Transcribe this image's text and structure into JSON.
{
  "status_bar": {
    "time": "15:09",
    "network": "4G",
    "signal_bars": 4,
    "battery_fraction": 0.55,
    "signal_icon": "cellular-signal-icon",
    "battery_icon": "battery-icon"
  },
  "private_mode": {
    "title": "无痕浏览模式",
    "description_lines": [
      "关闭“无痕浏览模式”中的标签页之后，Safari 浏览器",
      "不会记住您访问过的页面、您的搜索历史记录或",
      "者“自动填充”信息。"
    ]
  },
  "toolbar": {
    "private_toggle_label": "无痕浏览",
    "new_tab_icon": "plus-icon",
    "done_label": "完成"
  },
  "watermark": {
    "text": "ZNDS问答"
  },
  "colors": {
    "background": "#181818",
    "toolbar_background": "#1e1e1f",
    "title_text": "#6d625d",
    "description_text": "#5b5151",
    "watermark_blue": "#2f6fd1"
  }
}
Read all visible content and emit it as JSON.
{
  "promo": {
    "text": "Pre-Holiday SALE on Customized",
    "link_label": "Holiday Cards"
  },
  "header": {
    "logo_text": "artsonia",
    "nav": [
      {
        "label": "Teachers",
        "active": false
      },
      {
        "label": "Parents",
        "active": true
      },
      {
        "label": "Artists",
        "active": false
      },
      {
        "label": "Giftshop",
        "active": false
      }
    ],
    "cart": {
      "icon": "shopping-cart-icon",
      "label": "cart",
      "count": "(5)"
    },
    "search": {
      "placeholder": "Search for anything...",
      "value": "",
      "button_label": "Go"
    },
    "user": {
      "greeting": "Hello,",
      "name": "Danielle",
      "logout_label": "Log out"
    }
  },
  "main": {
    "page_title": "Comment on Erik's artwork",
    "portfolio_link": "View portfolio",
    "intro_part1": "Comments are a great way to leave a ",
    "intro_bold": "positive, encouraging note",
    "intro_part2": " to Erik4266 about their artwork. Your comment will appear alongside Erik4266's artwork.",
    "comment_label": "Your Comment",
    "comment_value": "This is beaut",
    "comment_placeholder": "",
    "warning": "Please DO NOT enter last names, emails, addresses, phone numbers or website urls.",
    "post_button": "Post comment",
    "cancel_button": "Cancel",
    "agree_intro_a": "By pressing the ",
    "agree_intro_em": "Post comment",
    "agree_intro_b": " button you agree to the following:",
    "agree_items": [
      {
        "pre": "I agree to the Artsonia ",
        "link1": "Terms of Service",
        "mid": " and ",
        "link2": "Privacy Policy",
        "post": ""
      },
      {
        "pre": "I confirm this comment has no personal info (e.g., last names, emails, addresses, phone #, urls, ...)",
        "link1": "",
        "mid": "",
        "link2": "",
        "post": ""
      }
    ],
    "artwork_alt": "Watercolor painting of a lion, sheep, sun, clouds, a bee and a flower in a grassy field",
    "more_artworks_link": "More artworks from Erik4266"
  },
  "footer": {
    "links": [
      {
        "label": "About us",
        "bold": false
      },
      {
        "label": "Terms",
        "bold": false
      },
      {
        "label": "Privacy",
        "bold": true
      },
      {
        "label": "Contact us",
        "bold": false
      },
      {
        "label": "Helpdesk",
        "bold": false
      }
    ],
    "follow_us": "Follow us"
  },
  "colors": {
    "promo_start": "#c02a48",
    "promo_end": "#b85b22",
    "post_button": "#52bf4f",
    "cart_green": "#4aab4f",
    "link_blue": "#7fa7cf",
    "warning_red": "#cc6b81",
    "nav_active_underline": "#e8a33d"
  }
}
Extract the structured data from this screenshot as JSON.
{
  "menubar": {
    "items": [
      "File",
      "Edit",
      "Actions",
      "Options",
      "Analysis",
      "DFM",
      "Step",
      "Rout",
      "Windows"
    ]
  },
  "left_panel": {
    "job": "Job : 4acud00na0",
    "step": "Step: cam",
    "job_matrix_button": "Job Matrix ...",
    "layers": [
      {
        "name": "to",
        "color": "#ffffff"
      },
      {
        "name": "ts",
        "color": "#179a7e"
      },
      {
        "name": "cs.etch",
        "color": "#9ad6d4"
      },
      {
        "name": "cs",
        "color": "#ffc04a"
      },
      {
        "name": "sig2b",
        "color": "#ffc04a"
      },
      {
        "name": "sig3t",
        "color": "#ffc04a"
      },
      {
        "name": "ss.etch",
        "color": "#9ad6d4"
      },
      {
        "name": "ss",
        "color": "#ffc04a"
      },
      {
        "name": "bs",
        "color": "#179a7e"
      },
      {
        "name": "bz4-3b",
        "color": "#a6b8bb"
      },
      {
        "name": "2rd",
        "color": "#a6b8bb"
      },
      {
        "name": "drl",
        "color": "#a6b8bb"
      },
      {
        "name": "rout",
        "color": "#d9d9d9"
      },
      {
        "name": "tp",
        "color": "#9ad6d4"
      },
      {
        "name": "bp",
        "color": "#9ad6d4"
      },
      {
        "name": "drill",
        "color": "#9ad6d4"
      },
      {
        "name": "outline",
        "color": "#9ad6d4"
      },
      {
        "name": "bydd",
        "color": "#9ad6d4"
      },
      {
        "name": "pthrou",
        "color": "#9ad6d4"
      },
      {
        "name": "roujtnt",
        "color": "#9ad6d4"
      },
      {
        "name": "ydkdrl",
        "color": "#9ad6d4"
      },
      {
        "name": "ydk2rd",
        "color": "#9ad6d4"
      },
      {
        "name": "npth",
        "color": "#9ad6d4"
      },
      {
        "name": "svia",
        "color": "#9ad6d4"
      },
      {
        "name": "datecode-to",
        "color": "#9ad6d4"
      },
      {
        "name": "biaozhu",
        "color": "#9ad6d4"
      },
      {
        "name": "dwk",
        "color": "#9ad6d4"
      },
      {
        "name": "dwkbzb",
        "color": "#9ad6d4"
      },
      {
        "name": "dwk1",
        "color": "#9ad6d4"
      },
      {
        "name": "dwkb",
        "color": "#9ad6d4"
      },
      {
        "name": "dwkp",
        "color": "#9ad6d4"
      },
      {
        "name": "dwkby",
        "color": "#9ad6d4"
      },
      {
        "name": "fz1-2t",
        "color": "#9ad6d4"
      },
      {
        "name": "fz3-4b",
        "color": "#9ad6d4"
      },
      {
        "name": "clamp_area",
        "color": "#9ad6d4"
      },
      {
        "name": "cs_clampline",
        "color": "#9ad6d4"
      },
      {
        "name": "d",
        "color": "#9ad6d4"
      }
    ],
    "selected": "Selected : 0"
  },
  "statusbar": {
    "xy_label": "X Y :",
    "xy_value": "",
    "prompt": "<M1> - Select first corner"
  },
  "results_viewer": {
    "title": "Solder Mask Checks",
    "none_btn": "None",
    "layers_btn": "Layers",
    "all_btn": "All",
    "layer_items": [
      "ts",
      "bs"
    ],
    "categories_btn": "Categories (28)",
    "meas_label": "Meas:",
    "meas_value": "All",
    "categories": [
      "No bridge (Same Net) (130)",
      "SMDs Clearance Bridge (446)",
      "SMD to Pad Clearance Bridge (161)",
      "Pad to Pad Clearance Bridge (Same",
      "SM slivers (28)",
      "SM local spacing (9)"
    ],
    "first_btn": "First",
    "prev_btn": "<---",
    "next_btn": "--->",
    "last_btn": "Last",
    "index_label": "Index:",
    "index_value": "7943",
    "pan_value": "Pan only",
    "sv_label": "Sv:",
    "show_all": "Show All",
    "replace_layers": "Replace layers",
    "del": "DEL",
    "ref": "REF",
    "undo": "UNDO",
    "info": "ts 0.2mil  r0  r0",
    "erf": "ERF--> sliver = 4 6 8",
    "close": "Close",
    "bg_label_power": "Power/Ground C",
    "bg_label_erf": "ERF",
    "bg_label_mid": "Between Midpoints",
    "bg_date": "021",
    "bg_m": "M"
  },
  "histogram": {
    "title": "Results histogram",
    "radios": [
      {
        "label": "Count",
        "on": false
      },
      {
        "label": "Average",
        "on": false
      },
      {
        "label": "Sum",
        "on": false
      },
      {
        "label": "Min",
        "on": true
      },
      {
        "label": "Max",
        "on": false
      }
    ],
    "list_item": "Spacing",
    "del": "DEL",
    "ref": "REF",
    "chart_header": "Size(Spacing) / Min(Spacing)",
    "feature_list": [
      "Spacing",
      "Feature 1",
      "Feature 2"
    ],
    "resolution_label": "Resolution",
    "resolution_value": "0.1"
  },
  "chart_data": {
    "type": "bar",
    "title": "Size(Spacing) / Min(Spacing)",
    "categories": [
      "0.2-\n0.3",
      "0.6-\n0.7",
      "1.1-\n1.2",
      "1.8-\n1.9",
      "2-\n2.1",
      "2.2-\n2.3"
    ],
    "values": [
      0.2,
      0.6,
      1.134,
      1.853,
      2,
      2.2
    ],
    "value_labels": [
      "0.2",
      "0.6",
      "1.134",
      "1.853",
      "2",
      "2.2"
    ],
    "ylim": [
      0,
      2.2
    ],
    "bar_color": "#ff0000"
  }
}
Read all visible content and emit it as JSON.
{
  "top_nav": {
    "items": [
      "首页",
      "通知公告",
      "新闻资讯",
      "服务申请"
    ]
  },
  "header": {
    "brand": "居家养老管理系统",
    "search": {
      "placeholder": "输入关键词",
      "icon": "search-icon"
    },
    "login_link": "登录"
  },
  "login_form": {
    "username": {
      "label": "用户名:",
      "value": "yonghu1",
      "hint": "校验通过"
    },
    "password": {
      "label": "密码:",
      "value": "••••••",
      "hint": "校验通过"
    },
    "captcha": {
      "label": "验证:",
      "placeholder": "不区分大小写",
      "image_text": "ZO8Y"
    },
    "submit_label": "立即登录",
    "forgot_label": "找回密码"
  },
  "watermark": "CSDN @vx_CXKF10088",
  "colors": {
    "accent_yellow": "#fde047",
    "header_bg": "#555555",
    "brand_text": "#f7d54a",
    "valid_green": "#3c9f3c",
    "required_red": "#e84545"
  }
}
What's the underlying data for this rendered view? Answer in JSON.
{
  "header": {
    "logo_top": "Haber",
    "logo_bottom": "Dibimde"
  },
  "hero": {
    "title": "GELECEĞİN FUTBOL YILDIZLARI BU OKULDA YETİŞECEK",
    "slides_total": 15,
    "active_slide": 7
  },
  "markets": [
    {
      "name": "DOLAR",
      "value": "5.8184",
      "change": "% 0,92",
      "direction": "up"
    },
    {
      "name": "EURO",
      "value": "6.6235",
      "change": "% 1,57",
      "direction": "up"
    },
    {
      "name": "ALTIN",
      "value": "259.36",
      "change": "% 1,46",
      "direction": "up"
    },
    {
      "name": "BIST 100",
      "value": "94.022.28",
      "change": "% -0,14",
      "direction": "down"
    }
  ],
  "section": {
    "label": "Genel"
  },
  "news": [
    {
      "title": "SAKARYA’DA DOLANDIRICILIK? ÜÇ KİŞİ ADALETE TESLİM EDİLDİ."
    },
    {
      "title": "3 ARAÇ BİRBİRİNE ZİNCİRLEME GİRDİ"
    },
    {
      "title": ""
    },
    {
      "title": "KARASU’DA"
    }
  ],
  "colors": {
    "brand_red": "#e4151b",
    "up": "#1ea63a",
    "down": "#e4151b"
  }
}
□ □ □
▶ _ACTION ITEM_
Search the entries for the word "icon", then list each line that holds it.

▶ _SOLUTION TO THIS PROBLEM_
    "signal_icon": "cellular-signal-icon",
    "battery_icon": "battery-icon"
    "new_tab_icon": "plus-icon",
      "icon": "shopping-cart-icon",
      "icon": "search-icon"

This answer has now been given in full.